▶ _What is required_:
Pick every line out of the entries below that has the string "Service", and copy it.

- Opening Delimiter -

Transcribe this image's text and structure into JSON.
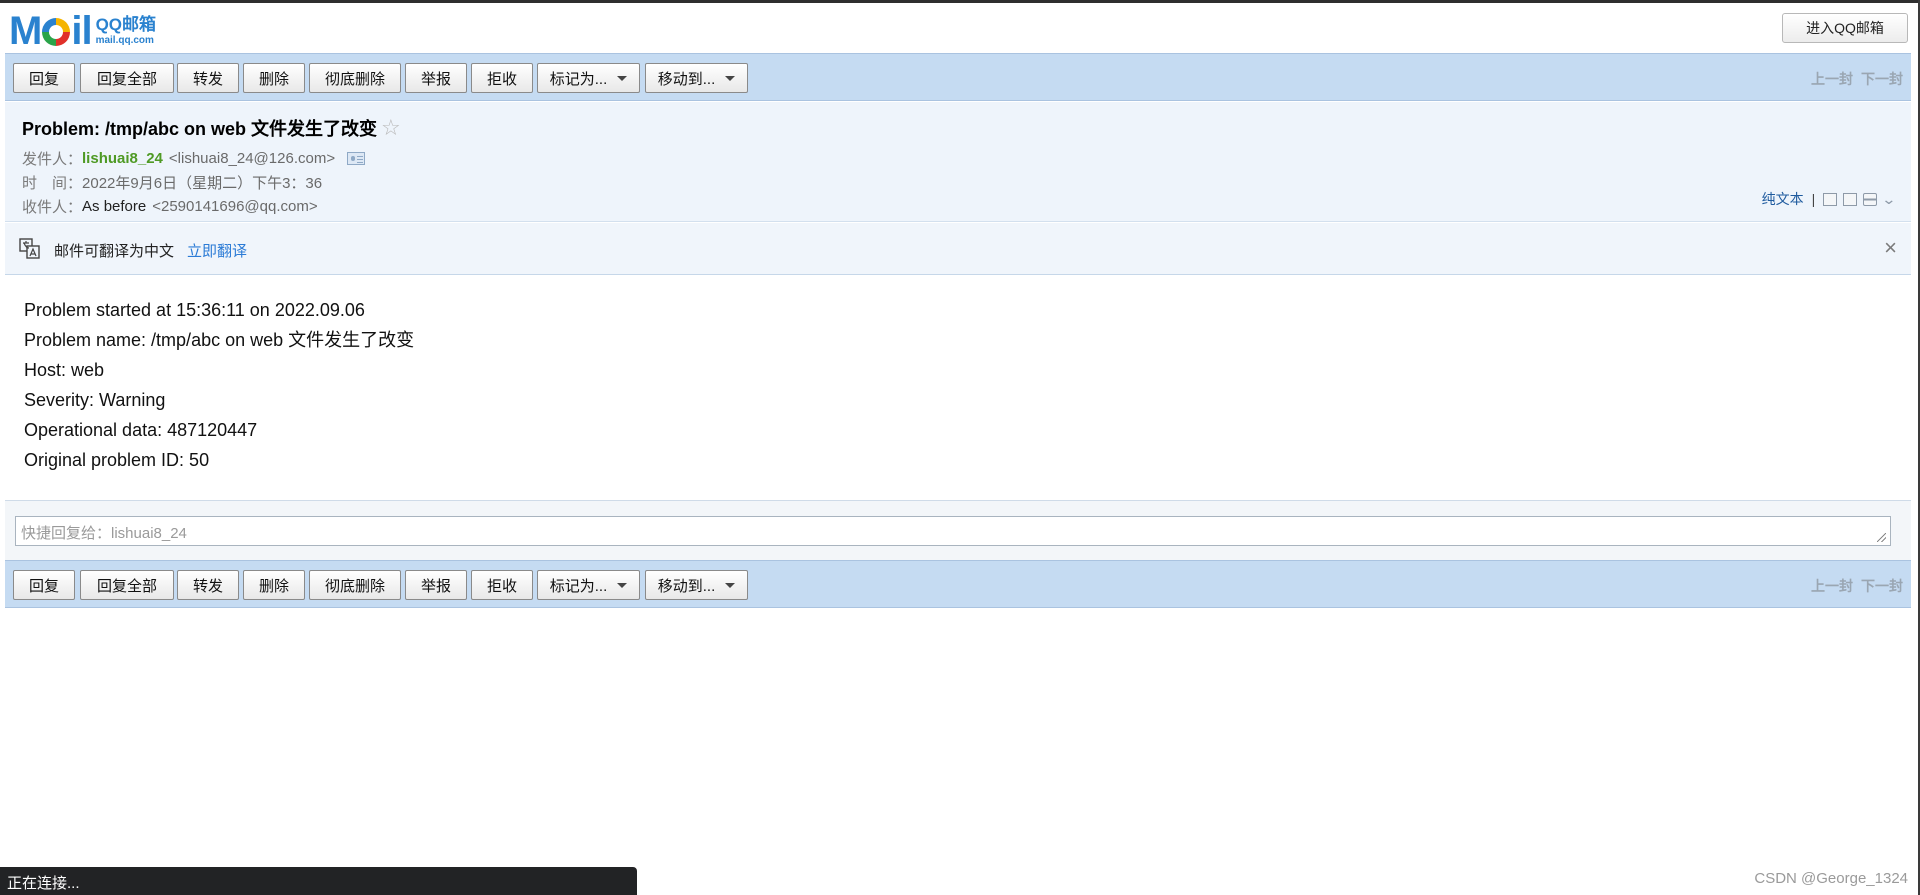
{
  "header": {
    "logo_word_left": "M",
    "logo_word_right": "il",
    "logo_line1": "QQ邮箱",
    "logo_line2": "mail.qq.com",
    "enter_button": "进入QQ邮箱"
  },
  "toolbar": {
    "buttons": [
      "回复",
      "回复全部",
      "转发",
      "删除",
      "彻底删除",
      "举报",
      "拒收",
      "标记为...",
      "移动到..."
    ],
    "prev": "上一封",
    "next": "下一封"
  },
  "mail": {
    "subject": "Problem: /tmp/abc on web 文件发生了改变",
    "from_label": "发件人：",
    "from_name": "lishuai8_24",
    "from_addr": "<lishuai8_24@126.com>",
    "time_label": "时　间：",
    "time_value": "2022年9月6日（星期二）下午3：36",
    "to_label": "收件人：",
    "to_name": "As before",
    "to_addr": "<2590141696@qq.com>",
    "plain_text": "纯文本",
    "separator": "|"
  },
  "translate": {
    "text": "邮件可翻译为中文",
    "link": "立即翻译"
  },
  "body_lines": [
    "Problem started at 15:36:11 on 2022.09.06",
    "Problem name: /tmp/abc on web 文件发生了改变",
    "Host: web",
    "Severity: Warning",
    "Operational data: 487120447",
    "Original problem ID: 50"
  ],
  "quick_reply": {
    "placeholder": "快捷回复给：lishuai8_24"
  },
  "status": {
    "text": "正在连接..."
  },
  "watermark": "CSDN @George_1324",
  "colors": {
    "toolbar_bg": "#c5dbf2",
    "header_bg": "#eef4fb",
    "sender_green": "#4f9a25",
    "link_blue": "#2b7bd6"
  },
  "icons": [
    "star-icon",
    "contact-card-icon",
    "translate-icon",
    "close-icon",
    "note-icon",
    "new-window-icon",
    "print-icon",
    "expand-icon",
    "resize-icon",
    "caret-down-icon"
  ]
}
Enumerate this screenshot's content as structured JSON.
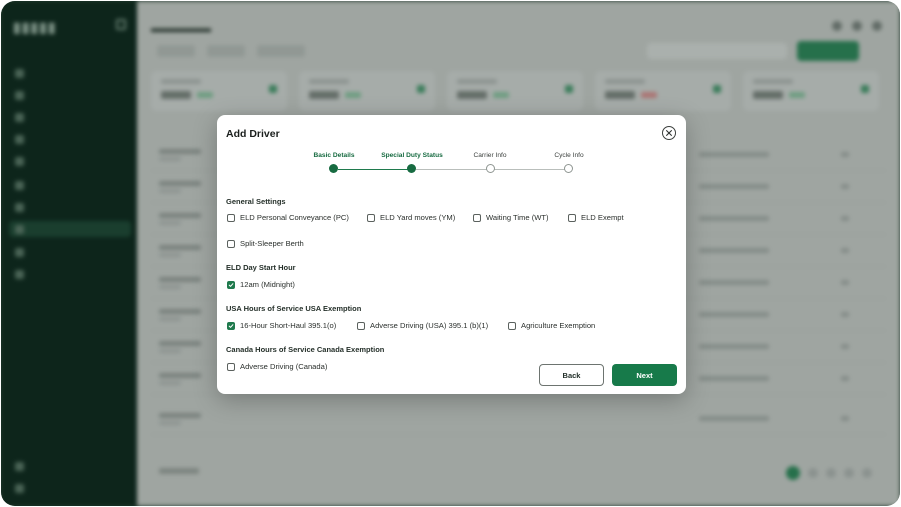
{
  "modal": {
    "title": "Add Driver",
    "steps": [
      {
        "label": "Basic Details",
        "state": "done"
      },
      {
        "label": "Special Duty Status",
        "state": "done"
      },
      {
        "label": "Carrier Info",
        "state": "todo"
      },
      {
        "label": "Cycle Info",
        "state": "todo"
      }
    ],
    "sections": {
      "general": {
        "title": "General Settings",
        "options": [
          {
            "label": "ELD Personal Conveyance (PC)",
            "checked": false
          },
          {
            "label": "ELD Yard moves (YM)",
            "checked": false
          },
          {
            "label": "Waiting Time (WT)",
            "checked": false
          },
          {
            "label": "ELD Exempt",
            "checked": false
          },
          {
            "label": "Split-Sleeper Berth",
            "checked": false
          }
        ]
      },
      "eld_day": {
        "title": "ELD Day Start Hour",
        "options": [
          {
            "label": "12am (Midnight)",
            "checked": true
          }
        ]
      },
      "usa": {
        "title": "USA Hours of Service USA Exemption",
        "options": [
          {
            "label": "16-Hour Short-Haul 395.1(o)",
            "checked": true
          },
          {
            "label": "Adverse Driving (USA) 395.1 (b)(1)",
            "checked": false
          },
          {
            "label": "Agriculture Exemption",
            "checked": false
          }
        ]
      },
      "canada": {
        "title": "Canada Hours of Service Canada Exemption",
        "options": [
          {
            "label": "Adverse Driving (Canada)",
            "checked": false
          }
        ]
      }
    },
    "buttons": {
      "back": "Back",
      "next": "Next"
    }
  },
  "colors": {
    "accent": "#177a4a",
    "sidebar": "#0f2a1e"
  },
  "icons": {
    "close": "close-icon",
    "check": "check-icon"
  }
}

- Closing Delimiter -
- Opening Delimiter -

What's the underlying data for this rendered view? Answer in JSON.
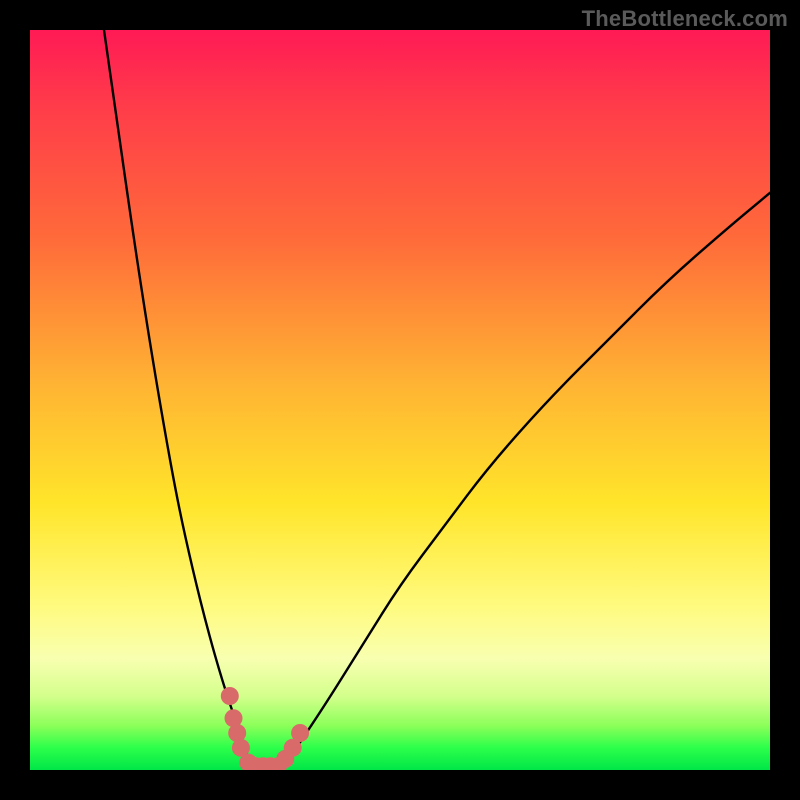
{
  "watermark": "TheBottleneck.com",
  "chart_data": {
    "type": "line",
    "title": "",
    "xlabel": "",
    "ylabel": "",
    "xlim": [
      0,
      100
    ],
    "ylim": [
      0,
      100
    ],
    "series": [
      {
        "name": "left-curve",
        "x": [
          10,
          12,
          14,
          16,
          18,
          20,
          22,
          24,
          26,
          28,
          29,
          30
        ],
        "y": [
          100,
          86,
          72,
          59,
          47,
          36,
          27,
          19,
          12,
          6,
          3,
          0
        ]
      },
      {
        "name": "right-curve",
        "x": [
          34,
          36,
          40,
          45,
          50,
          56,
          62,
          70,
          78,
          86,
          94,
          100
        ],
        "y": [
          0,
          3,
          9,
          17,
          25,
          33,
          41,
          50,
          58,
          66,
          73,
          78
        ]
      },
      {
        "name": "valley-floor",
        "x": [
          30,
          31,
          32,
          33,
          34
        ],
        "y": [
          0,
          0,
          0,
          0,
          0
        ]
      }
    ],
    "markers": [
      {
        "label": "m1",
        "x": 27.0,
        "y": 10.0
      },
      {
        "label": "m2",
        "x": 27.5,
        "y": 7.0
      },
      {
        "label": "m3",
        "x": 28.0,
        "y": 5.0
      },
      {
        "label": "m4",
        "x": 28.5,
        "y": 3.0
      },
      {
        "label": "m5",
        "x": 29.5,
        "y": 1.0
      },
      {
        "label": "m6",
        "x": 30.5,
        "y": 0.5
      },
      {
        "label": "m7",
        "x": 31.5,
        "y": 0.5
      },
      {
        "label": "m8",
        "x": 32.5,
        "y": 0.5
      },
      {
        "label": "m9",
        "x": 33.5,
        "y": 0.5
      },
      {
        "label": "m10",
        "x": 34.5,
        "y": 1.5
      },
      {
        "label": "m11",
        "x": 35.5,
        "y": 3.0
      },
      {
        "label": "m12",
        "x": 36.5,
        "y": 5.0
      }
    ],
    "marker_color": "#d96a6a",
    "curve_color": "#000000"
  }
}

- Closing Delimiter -

▶ _Task answer_:
        "title": "USA Hours of Service USA Exemption",
        "title": "Canada Hours of Service Canada Exemption",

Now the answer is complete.